Patrick Nohe

Patrick started his career as a beat reporter and columnist for the Miami Herald before moving into the cybersecurity industry a few years ago.
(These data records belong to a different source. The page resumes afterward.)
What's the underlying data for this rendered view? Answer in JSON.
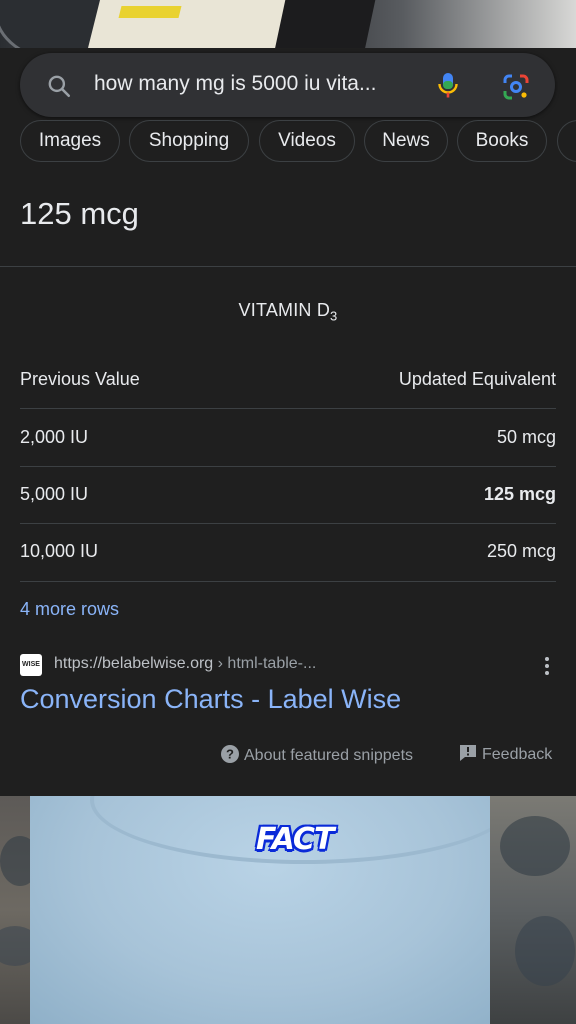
{
  "search": {
    "query": "how many mg is 5000 iu vita..."
  },
  "tabs": [
    {
      "label": "Images"
    },
    {
      "label": "Shopping"
    },
    {
      "label": "Videos"
    },
    {
      "label": "News"
    },
    {
      "label": "Books"
    }
  ],
  "answer": {
    "value": "125 mcg"
  },
  "table": {
    "title": "VITAMIN D",
    "title_subscript": "3",
    "headers": [
      "Previous Value",
      "Updated Equivalent"
    ],
    "rows": [
      {
        "previous": "2,000 IU",
        "updated": "50 mcg"
      },
      {
        "previous": "5,000 IU",
        "updated": "125 mcg"
      },
      {
        "previous": "10,000 IU",
        "updated": "250 mcg"
      }
    ],
    "more_rows": "4 more rows"
  },
  "source": {
    "favicon_text": "WISE",
    "url": "https://belabelwise.org",
    "breadcrumb": "› html-table-...",
    "title": "Conversion Charts - Label Wise"
  },
  "footer": {
    "about": "About featured snippets",
    "feedback": "Feedback"
  },
  "overlay": {
    "caption": "FACT"
  },
  "colors": {
    "background": "#1f1f1f",
    "link": "#8ab4f8",
    "caption_outline": "#0b2bd8"
  }
}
Patrick covers encryption, hashing, browser UI/UX and general cyber security in a way that’s relatable for everyone.